TASK REQUIREMENTS. From the first line to the last, please write out the data exactly.

DATA RECORDS.

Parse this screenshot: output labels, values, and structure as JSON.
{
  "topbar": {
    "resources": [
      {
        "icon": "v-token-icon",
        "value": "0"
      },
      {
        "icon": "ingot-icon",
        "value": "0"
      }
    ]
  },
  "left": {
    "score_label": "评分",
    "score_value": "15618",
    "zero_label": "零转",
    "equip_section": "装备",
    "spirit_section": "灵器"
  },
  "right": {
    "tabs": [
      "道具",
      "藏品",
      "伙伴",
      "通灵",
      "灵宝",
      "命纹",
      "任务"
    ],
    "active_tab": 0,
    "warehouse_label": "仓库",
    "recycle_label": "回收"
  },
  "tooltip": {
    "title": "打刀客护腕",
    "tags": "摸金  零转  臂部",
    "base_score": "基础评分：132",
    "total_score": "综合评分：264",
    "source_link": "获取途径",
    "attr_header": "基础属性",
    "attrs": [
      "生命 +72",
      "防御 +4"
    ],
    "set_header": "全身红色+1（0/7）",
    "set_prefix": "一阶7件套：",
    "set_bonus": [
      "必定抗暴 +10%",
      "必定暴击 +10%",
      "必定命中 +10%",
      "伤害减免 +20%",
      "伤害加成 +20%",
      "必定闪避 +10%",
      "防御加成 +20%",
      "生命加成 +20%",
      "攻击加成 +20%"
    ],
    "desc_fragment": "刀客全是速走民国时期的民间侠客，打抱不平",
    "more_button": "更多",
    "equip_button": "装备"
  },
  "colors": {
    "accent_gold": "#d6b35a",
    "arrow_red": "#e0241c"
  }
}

ANSWER FOR THE TASK.
Parse this screenshot: output labels, values, and structure as JSON.
{
  "topbar": {
    "resources": [
      {
        "icon": "v-token-icon",
        "value": "0"
      },
      {
        "icon": "ingot-icon",
        "value": "0"
      }
    ]
  },
  "left": {
    "score_label": "评分",
    "score_value": "15618",
    "zero_label": "零转",
    "equip_section": "装备",
    "spirit_section": "灵器"
  },
  "right": {
    "tabs": [
      "道具",
      "藏品",
      "伙伴",
      "通灵",
      "灵宝",
      "命纹",
      "任务"
    ],
    "active_tab": 0,
    "warehouse_label": "仓库",
    "recycle_label": "回收"
  },
  "tooltip": {
    "title": "打刀客护腕",
    "tags": "摸金  零转  臂部",
    "base_score": "基础评分：132",
    "total_score": "综合评分：264",
    "source_link": "获取途径",
    "attr_header": "基础属性",
    "attrs": [
      "生命 +72",
      "防御 +4"
    ],
    "set_header": "全身红色+1（0/7）",
    "set_prefix": "一阶7件套：",
    "set_bonus": [
      "必定抗暴 +10%",
      "必定暴击 +10%",
      "必定命中 +10%",
      "伤害减免 +20%",
      "伤害加成 +20%",
      "必定闪避 +10%",
      "防御加成 +20%",
      "生命加成 +20%",
      "攻击加成 +20%"
    ],
    "desc_fragment": "刀客全是速走民国时期的民间侠客，打抱不平",
    "more_button": "更多",
    "equip_button": "装备"
  },
  "colors": {
    "accent_gold": "#d6b35a",
    "arrow_red": "#e0241c"
  }
}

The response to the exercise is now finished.